The data:

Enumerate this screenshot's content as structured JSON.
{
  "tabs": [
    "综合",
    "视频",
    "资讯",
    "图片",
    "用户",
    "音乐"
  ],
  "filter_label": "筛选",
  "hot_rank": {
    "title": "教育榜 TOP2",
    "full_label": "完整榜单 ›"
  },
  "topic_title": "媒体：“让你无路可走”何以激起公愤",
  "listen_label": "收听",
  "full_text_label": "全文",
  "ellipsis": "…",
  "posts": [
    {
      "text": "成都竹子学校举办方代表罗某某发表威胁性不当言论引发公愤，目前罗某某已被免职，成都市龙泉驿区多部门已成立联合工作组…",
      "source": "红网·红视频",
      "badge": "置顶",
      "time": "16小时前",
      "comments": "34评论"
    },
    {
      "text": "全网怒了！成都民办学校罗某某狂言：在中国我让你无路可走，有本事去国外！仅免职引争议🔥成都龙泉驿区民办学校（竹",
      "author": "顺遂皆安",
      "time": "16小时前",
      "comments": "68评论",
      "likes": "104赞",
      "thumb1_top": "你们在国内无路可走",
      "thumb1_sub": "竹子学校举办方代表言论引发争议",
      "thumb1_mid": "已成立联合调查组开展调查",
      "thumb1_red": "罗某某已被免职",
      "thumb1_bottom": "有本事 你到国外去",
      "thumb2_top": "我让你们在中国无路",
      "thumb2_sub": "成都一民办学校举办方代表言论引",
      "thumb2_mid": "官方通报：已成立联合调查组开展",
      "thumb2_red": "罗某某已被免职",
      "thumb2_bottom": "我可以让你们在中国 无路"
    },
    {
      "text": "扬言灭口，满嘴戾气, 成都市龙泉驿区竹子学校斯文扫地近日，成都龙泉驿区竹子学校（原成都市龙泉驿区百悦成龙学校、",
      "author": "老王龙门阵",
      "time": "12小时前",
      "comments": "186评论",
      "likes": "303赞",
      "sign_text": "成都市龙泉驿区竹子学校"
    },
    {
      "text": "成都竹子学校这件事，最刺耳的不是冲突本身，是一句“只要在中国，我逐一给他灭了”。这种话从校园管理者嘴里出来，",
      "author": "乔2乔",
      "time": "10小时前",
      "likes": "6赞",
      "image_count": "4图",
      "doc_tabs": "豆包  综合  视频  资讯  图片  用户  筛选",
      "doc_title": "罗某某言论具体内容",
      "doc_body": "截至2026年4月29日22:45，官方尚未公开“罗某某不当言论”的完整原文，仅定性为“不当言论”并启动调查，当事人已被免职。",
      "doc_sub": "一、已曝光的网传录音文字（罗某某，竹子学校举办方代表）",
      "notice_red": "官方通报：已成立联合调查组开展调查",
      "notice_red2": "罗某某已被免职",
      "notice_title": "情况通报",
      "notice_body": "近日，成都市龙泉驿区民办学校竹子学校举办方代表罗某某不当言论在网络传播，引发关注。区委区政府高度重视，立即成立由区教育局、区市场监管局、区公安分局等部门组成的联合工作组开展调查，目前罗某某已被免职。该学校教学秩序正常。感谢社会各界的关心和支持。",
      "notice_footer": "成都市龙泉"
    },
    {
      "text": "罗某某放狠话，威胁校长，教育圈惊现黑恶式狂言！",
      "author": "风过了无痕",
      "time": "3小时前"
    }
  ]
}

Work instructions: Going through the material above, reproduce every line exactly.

Output of the exercise:
Enumerate this screenshot's content as structured JSON.
{
  "tabs": [
    "综合",
    "视频",
    "资讯",
    "图片",
    "用户",
    "音乐"
  ],
  "filter_label": "筛选",
  "hot_rank": {
    "title": "教育榜 TOP2",
    "full_label": "完整榜单 ›"
  },
  "topic_title": "媒体：“让你无路可走”何以激起公愤",
  "listen_label": "收听",
  "full_text_label": "全文",
  "ellipsis": "…",
  "posts": [
    {
      "text": "成都竹子学校举办方代表罗某某发表威胁性不当言论引发公愤，目前罗某某已被免职，成都市龙泉驿区多部门已成立联合工作组…",
      "source": "红网·红视频",
      "badge": "置顶",
      "time": "16小时前",
      "comments": "34评论"
    },
    {
      "text": "全网怒了！成都民办学校罗某某狂言：在中国我让你无路可走，有本事去国外！仅免职引争议🔥成都龙泉驿区民办学校（竹",
      "author": "顺遂皆安",
      "time": "16小时前",
      "comments": "68评论",
      "likes": "104赞",
      "thumb1_top": "你们在国内无路可走",
      "thumb1_sub": "竹子学校举办方代表言论引发争议",
      "thumb1_mid": "已成立联合调查组开展调查",
      "thumb1_red": "罗某某已被免职",
      "thumb1_bottom": "有本事 你到国外去",
      "thumb2_top": "我让你们在中国无路",
      "thumb2_sub": "成都一民办学校举办方代表言论引",
      "thumb2_mid": "官方通报：已成立联合调查组开展",
      "thumb2_red": "罗某某已被免职",
      "thumb2_bottom": "我可以让你们在中国 无路"
    },
    {
      "text": "扬言灭口，满嘴戾气, 成都市龙泉驿区竹子学校斯文扫地近日，成都龙泉驿区竹子学校（原成都市龙泉驿区百悦成龙学校、",
      "author": "老王龙门阵",
      "time": "12小时前",
      "comments": "186评论",
      "likes": "303赞",
      "sign_text": "成都市龙泉驿区竹子学校"
    },
    {
      "text": "成都竹子学校这件事，最刺耳的不是冲突本身，是一句“只要在中国，我逐一给他灭了”。这种话从校园管理者嘴里出来，",
      "author": "乔2乔",
      "time": "10小时前",
      "likes": "6赞",
      "image_count": "4图",
      "doc_tabs": "豆包  综合  视频  资讯  图片  用户  筛选",
      "doc_title": "罗某某言论具体内容",
      "doc_body": "截至2026年4月29日22:45，官方尚未公开“罗某某不当言论”的完整原文，仅定性为“不当言论”并启动调查，当事人已被免职。",
      "doc_sub": "一、已曝光的网传录音文字（罗某某，竹子学校举办方代表）",
      "notice_red": "官方通报：已成立联合调查组开展调查",
      "notice_red2": "罗某某已被免职",
      "notice_title": "情况通报",
      "notice_body": "近日，成都市龙泉驿区民办学校竹子学校举办方代表罗某某不当言论在网络传播，引发关注。区委区政府高度重视，立即成立由区教育局、区市场监管局、区公安分局等部门组成的联合工作组开展调查，目前罗某某已被免职。该学校教学秩序正常。感谢社会各界的关心和支持。",
      "notice_footer": "成都市龙泉"
    },
    {
      "text": "罗某某放狠话，威胁校长，教育圈惊现黑恶式狂言！",
      "author": "风过了无痕",
      "time": "3小时前"
    }
  ]
}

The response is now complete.